visit a spa
There are spas on every corner in Hanoi, but many of them are not paying fair wages and may be using unethical practices, so do your research before blindly wandering into one. If it is insanely cheap, it is probably a red flag. While moderate in price, I loved the spa at La ÉnMay Spa in the La Sinfonia Del Rey Hotel and Spa. And if you book between 10-12 am, you receive 30% off services. You can find out more here.
see a water puppet show
I’ll admit, I was skeptical to visit this. I thought it would be touristy and just not my thing. But, I went because everyone says it is something you’re “supposed” to do in Hanoi. And I am so glad I went.
The show was beautiful and so impressive. The whole play is done in Vietnamese, but it doesn’t matter. Can you pretty easily follow along with the simple storyline. And even without understanding every detail it is such a cool cultural experience.
I recommend visiting the most popular water puppet show in Hanoi at Thang Long Water Puppet Theatre. If you’re interested in skip the line tickets, you can find them here. Alternatively, you can visit the onsite kiosk to grab tickets, but I have been told that during peak season, tickets can sell out well in advance, so this is an easy online way to secure your seats.
Tickets start as low as 100,000 VND per person (or about $4.30 USD) and the price increases depending on how close to the stage you are. We opted for the tickets priced at 150,000 VND and found it was close enough to the stage, but it might be difficult to see the details of the show if you were seated near the back.
take a cooking class
I didn’t personally have time to take a cooking class during my three days in Hanoi, but I am really disappointed I didn’t. We did a cooking class in Hoi An and it was a highlight of our time in Vietnam. If I could go back, I would have made it a priority.
If you’re interested in cooking, this is a must do. I’ve heard VERY GOOD things about this particular cooking class where you get a hands-on cooking experience in the home of a local!
have more than three days in hanoi? here's some other things you can do.
visit the west lake (the biggest lake in hanoi)
visit hoa lo prison (this is another thing I really wish we made time for)
walk across long bien bridge
visit the museum of ethnology
visit the ho chi minh mausoleum (best to visit at end of day before it closes to avoid morning crowds)
Where to stay in Hanoi
luxury: la sinfonia del rey hotel & spa
Because we were in-and-out of Hanoi as a “home base” for our trip, we decided to “splurge” one night at La Sinfonia del Rey Hotel & Spa. A big splurge at this hotel will set you back about 1,700,000 VND or $75 USD per night, and I can confirm that this brand new hotel was easily one of the nicest hotels I have ever stayed in. The entire hotel was covered in black marble, the rooms were premium comfort, the bathrooms luxurious, and the breakfast was just WOW. Not to mention the location could not be better, located right across the street from Hoan Kiem Lake.
Mid-range: centraltique downtown
Looking for a mid-range hotel Old Quarter Hanoi hotel?

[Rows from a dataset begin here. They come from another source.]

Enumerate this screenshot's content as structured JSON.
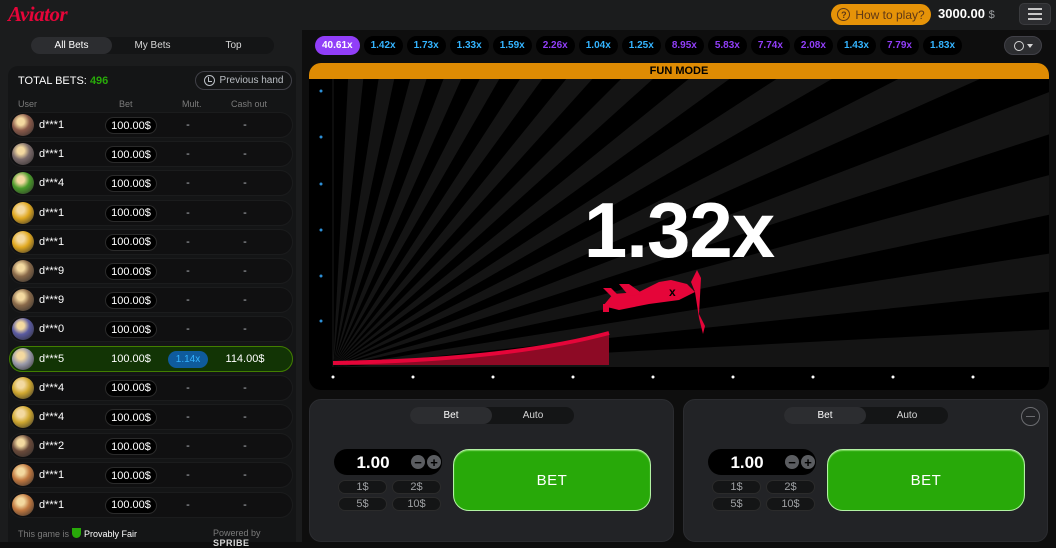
{
  "header": {
    "logo": "Aviator",
    "howto_label": "How to play?",
    "balance": "3000.00",
    "currency": "$"
  },
  "bets": {
    "tabs": [
      "All Bets",
      "My Bets",
      "Top"
    ],
    "total_label": "TOTAL BETS:",
    "total_count": "496",
    "prev_hand_label": "Previous hand",
    "columns": [
      "User",
      "Bet",
      "Mult.",
      "Cash out"
    ],
    "rows": [
      {
        "user": "d***1",
        "bet": "100.00$",
        "mult": "-",
        "cashout": "-",
        "avatar_color": "#8a5a4a",
        "win": false
      },
      {
        "user": "d***1",
        "bet": "100.00$",
        "mult": "-",
        "cashout": "-",
        "avatar_color": "#7a6a6a",
        "win": false
      },
      {
        "user": "d***4",
        "bet": "100.00$",
        "mult": "-",
        "cashout": "-",
        "avatar_color": "#4a9a2a",
        "win": false
      },
      {
        "user": "d***1",
        "bet": "100.00$",
        "mult": "-",
        "cashout": "-",
        "avatar_color": "#e0a820",
        "win": false
      },
      {
        "user": "d***1",
        "bet": "100.00$",
        "mult": "-",
        "cashout": "-",
        "avatar_color": "#e0a820",
        "win": false
      },
      {
        "user": "d***9",
        "bet": "100.00$",
        "mult": "-",
        "cashout": "-",
        "avatar_color": "#8a6a4a",
        "win": false
      },
      {
        "user": "d***9",
        "bet": "100.00$",
        "mult": "-",
        "cashout": "-",
        "avatar_color": "#8a6a4a",
        "win": false
      },
      {
        "user": "d***0",
        "bet": "100.00$",
        "mult": "-",
        "cashout": "-",
        "avatar_color": "#5a5aa0",
        "win": false
      },
      {
        "user": "d***5",
        "bet": "100.00$",
        "mult": "1.14x",
        "cashout": "114.00$",
        "avatar_color": "#9a9aaa",
        "win": true
      },
      {
        "user": "d***4",
        "bet": "100.00$",
        "mult": "-",
        "cashout": "-",
        "avatar_color": "#d0a830",
        "win": false
      },
      {
        "user": "d***4",
        "bet": "100.00$",
        "mult": "-",
        "cashout": "-",
        "avatar_color": "#d0a830",
        "win": false
      },
      {
        "user": "d***2",
        "bet": "100.00$",
        "mult": "-",
        "cashout": "-",
        "avatar_color": "#6a4a3a",
        "win": false
      },
      {
        "user": "d***1",
        "bet": "100.00$",
        "mult": "-",
        "cashout": "-",
        "avatar_color": "#c07840",
        "win": false
      },
      {
        "user": "d***1",
        "bet": "100.00$",
        "mult": "-",
        "cashout": "-",
        "avatar_color": "#c07840",
        "win": false
      }
    ],
    "footer_prefix": "This game is",
    "provably_fair": "Provably Fair",
    "powered_by": "Powered by",
    "provider": "SPRIBE"
  },
  "history": [
    {
      "v": "40.61x",
      "c": "first"
    },
    {
      "v": "1.42x",
      "c": "blue"
    },
    {
      "v": "1.73x",
      "c": "blue"
    },
    {
      "v": "1.33x",
      "c": "blue"
    },
    {
      "v": "1.59x",
      "c": "blue"
    },
    {
      "v": "2.26x",
      "c": "purple"
    },
    {
      "v": "1.04x",
      "c": "blue"
    },
    {
      "v": "1.25x",
      "c": "blue"
    },
    {
      "v": "8.95x",
      "c": "purple"
    },
    {
      "v": "5.83x",
      "c": "purple"
    },
    {
      "v": "7.74x",
      "c": "purple"
    },
    {
      "v": "2.08x",
      "c": "purple"
    },
    {
      "v": "1.43x",
      "c": "blue"
    },
    {
      "v": "7.79x",
      "c": "purple"
    },
    {
      "v": "1.83x",
      "c": "blue"
    }
  ],
  "game": {
    "mode_label": "FUN MODE",
    "multiplier": "1.32x"
  },
  "bet_panels": [
    {
      "tabs": [
        "Bet",
        "Auto"
      ],
      "amount": "1.00",
      "quick": [
        "1$",
        "2$",
        "5$",
        "10$"
      ],
      "button": "BET"
    },
    {
      "tabs": [
        "Bet",
        "Auto"
      ],
      "amount": "1.00",
      "quick": [
        "1$",
        "2$",
        "5$",
        "10$"
      ],
      "button": "BET"
    }
  ],
  "colors": {
    "brand": "#e50539",
    "win_green": "#28a909",
    "fun_mode": "#de8b03",
    "mult_blue": "#34b4ff",
    "mult_purple": "#913ef8"
  }
}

Centraltique was beautiful. It is located in a historic French Colonial building in the middle of the hustle-and-bustle. The rooms were large and clean, and we had a front street-facing balcony with great views. Keep in mind, it is located in the middle of all the chaos and therefore can be loud all hours of the night. For me, this was part of the charm. But if you’re looking for a quiet nights sleep during your three days in Hanoi, I would look outside of the Old Quarter.
Where to Eat in Hanoi

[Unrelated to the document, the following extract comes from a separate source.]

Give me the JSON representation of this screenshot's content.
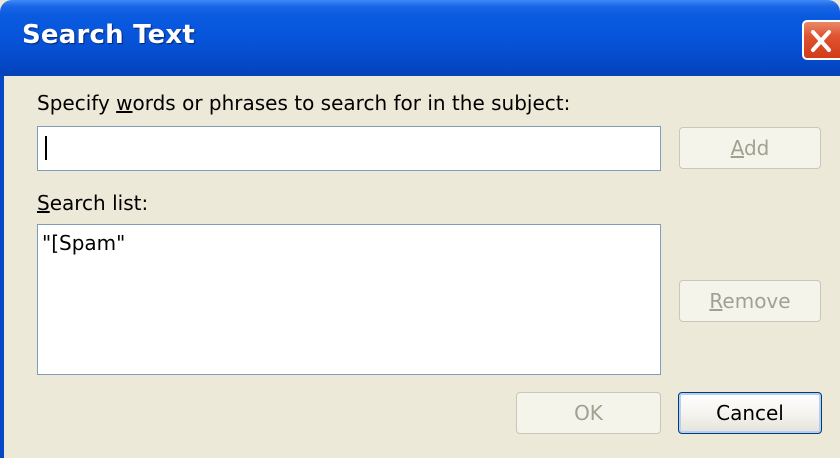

Where do I even start? Hanoi was home to easily the best food I had in Vietnam, and has officially positioned itself as one of my top favourite food cities in the world. I ate at so many places I loved, including some amazing street food gems. And I wrote a Hanoi food guide all about my favourite spots!

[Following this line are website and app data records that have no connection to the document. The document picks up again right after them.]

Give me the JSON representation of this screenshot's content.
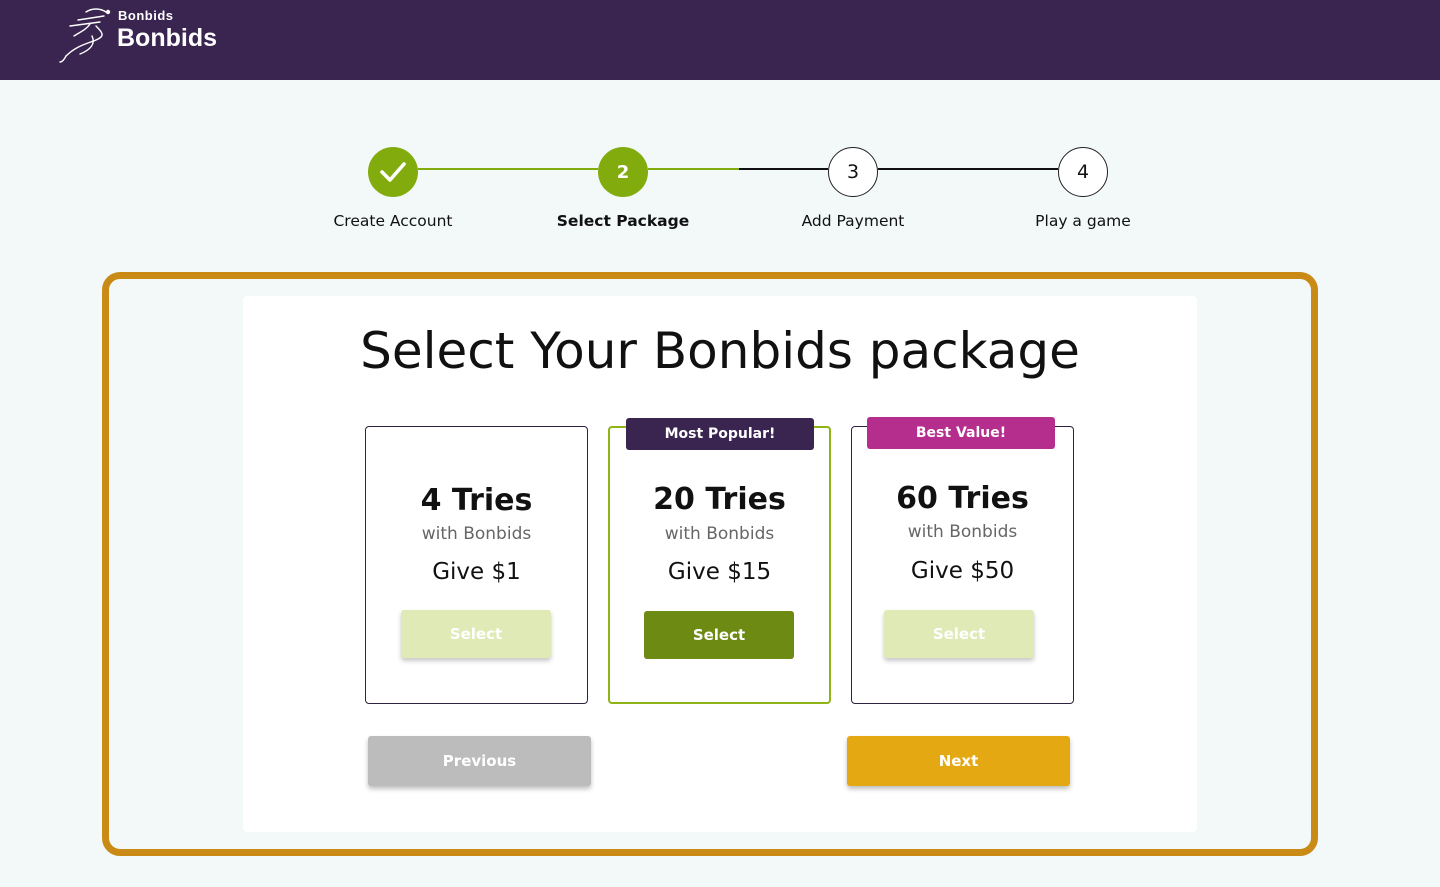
{
  "header": {
    "logo_small": "Bonbids",
    "logo_big": "Bonbids"
  },
  "stepper": {
    "steps": [
      {
        "number": "",
        "label": "Create Account",
        "state": "done"
      },
      {
        "number": "2",
        "label": "Select Package",
        "state": "active"
      },
      {
        "number": "3",
        "label": "Add Payment",
        "state": "todo"
      },
      {
        "number": "4",
        "label": "Play a game",
        "state": "todo"
      }
    ]
  },
  "main": {
    "title": "Select Your Bonbids package",
    "packages": [
      {
        "badge": "",
        "tries": "4 Tries",
        "sub": "with Bonbids",
        "price": "Give $1",
        "button": "Select",
        "selected": false
      },
      {
        "badge": "Most Popular!",
        "tries": "20 Tries",
        "sub": "with Bonbids",
        "price": "Give $15",
        "button": "Select",
        "selected": true
      },
      {
        "badge": "Best Value!",
        "tries": "60 Tries",
        "sub": "with Bonbids",
        "price": "Give $50",
        "button": "Select",
        "selected": false
      }
    ],
    "previous_label": "Previous",
    "next_label": "Next"
  },
  "colors": {
    "header_bg": "#392550",
    "accent_green": "#82ac0e",
    "select_active": "#6d8a13",
    "frame_border": "#c98a16",
    "next_button": "#e4a812",
    "badge_popular": "#392550",
    "badge_best_value": "#b52e8e"
  }
}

MUST TRY dishes IN HANOI:
Bún Thang (local vietnamese noodle soup)
Bún chả (grilled fatty pork and noodles + dipping dauce)
Bánh Cuốn (vietnamese steamed rice rolls with pork)
Cháo sườn (porridge with pork ribs that is said to cure you if you have a cold)
Nem Nướng (grilled pork sausage)
phở bò (beef noodle soup)
coffee: traditional vietnamese drip coffee, coconut coffee, egg coffee
Iced lime tea with sunflower seeds